Words from our Word Box: update 6

by the ANDC team

wordbox image

Click on the logo to go to the Word Box page

This is our first update for 2014 on contributions to our Word Box, the website feature you can use to alert us to new or unfamiliar words and phrases. These contributions allow our editors to identify new material for our general Australian Oxford dictionaries and also for our archive of Australian words. We like to share our recent findings with you through regular updates. We thank everyone for their submissions and encourage you to contribute—just click on the Word Box image to the left to post your word. A few of the more interesting contributions from the last three months are discussed below; some are new to us, and some we already know. We welcome any comments about your understanding or experience of these words.

bush soap – the leaves of any of several Australian plants that may be used as a soap substitute. When rubbed vigorously with water, the leaves produce a soap-like lather thanks to the chemical compounds (saponins) they contain. One of the best-known of these plants is the red ash, Alphitonia excelsa, also known as the ‘soap tree’. The first evidence of this meaning of bush soap occurs in the early 1990s.

Alphitonia excelsa, 'soap tree'. Source: JCU Flora and Fauna

Alphitonia excelsa. Source: JCU Flora and Fauna

courtsiding – a sports betting scam, in which a person at a sporting event illegally transmits information about the progress of the game to an outside party, in order to gain an unfair betting advantage. The first evidence for this term appears in the context of the 2014 Australian Open tennis tournament held in Melbourne in January, during which a young British man was discovered courtsiding. He became the first person in Victoria to be arrested under new legislation aimed at curbing sports corruption and match fixing.

coward punch

coward punch (also coward’s punch) – a knock-out punch or blow; an unfair punch, especially an unexpected punch from behind. Coward punches are associated with alcohol-fueled violence in inner-city environments. This term has come to prominence in recent months with a number of incidents in Sydney leading to serious injury and death. The common Australian term for a heavy blow or knockout punch is ‘king hit’, but this is considered by some to be an inappropriate term for a blow that leads to death or permanent injury.  Coward punch has been proposed as a more accurate descriptor. There is evidence for this term from 2012.

Facebookian – an active user of the social media site Facebook. Evidence for this term first appears in 2009.  It can also be used adjectivally, meaning ‘relating to Facebook’, as in: ‘what is the Facebookian etiquette for unfriending someone?’

necknomination

neknomination (also necknomination) – an online drinking game in which one person nominates another to consume alcohol and perform an activity (often foolish or risky). Images or video of these activities are posted online, and act as a challenge to others to perform other risky feats.
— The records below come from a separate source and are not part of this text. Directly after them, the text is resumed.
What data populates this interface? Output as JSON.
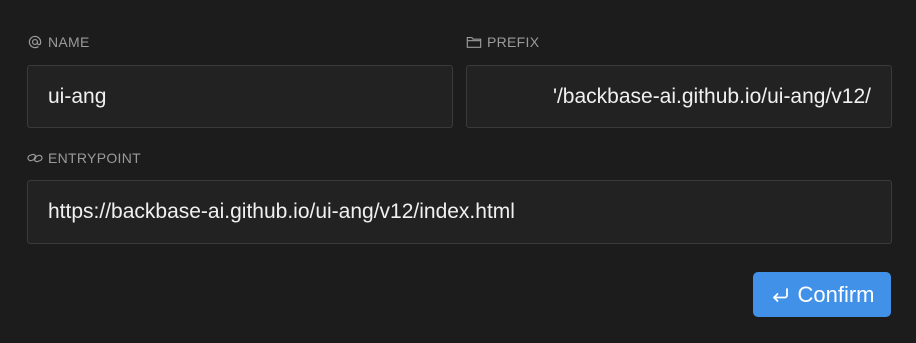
{
  "fields": {
    "name": {
      "label": "NAME",
      "label_icon": "at-sign-icon",
      "value": "ui-ang"
    },
    "prefix": {
      "label": "PREFIX",
      "label_icon": "folder-icon",
      "value": "'/backbase-ai.github.io/ui-ang/v12/"
    },
    "entrypoint": {
      "label": "ENTRYPOINT",
      "label_icon": "link-icon",
      "value": "https://backbase-ai.github.io/ui-ang/v12/index.html"
    }
  },
  "actions": {
    "confirm_label": "Confirm",
    "confirm_icon": "enter-return-icon"
  },
  "colors": {
    "background": "#1c1c1c",
    "input_background": "#222222",
    "input_border": "#3a3a3a",
    "label_text": "#9a9a9a",
    "accent": "#4191e8"
  }
}
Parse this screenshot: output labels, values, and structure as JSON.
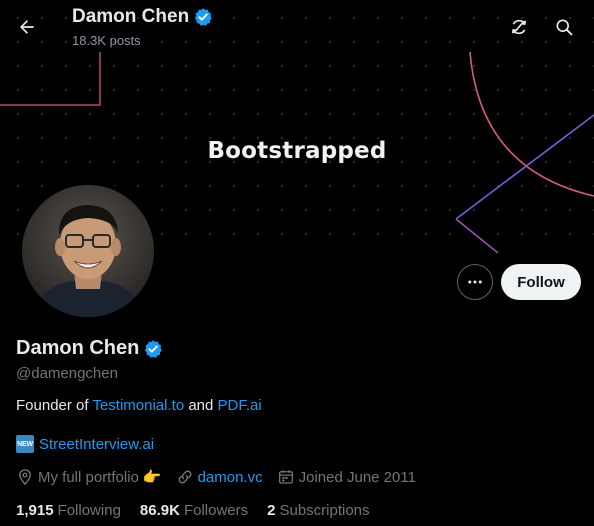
{
  "header": {
    "name": "Damon Chen",
    "posts": "18.3K posts"
  },
  "banner": {
    "text": "Bootstrapped"
  },
  "actions": {
    "more_label": "•••",
    "follow_label": "Follow"
  },
  "profile": {
    "name": "Damon Chen",
    "handle": "@damengchen",
    "bio_prefix": "Founder of ",
    "bio_link1": "Testimonial.to",
    "bio_middle": " and ",
    "bio_link2": "PDF.ai",
    "new_badge": "NEW",
    "link_text": "StreetInterview.ai",
    "location": "My full portfolio",
    "location_emoji": "👉",
    "website": "damon.vc",
    "joined": "Joined June 2011"
  },
  "stats": {
    "following_count": "1,915",
    "following_label": "Following",
    "followers_count": "86.9K",
    "followers_label": "Followers",
    "subscriptions_count": "2",
    "subscriptions_label": "Subscriptions"
  },
  "colors": {
    "accent": "#1d9bf0",
    "background": "#000000",
    "text": "#e7e9ea",
    "secondary_text": "#71767b"
  },
  "icons": {
    "back": "arrow-left-icon",
    "refresh": "refresh-off-icon",
    "search": "search-icon",
    "verified": "verified-badge-icon",
    "location": "location-pin-icon",
    "website": "link-icon",
    "joined": "calendar-icon"
  }
}
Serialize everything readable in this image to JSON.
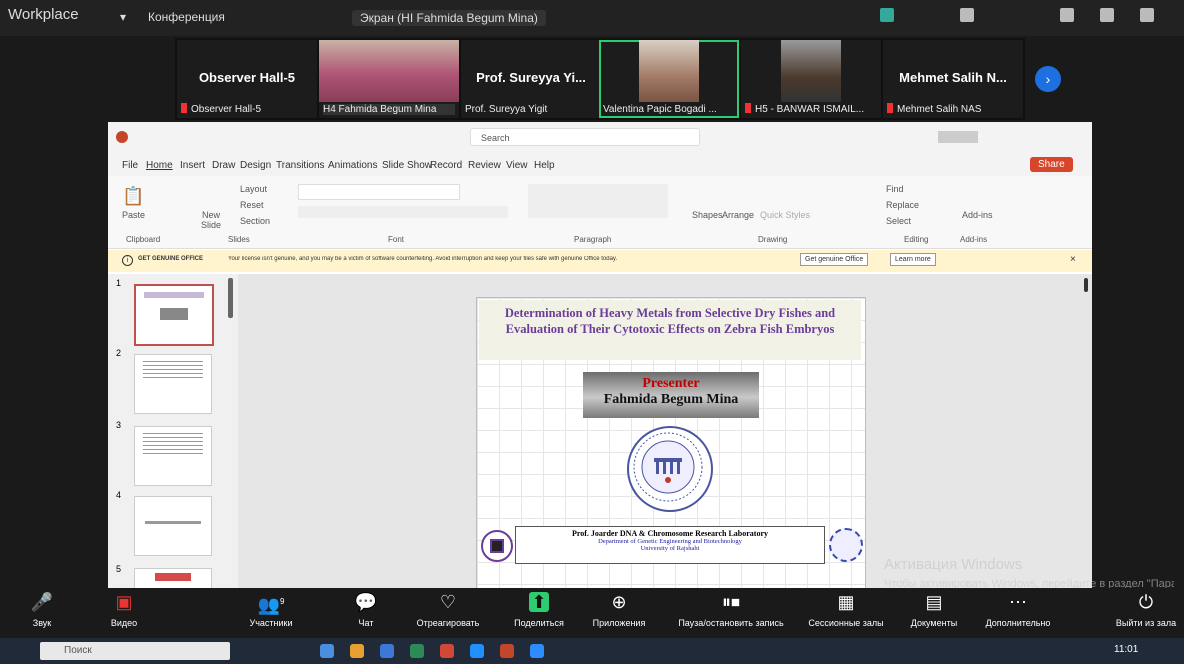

This latest online/social media craze emerged in 2013, and according to a number of sources it originated in Perth, Australia.  The ‘neck’ element of this word means ‘drink or eat greedily; swallow or gulp down’, and dates back to the early sixteenth century.

neurolaw – a field of study concerned with the intersection of neuroscience and the law, especially in regard to legal issues such as personal responsibility in cases where a defendant may suffer from brain injury, brain disease or malfunction. Evidence for this term can be found from the mid-1990s.

pap

pap – (of a freelance photographer) to photograph without permission. This is an abbreviation of Italian ‘paparazzo’ (plural form ‘paparazzi’), a freelance photographer who intrusively pursues celebrities to obtain images of them, especially of a sensational nature. The word ‘paparazzo’ derives from the name of a character (a photographer) in a film by Federico Fellini, ‘La Dolce Vita’ (1960). For celebrities, being papped is now part of the job description. Evidence for this term dates back to the mid-1990s.

tripod – a kangaroo. This alludes to the way a kangaroo balances upright on three points: two legs and a tail. References to kangaroos resting or balancing ‘on their tripod’ can be found from the first half of the nineteenth century and continue into the twentieth. Evidence for tripod as a synonym for ‘kangaroo’ occurs from the 1860s, but by the mid-1930s it appears to have become obsolete.

tweople – people who post on, and follow, the social media site Twitter. This word is a blend of ‘Twitter’ and ‘people’. It has been around for at least five years and is part of the social networking phenomenon that is Twitter. This site has generated widely-known terms including ‘tweet’ (a posting on Twitter), and the synonyms ‘Twittersphere’ and ‘Twitterverse’ (the online community of Twitter; postings made on Twitter, considered collectively).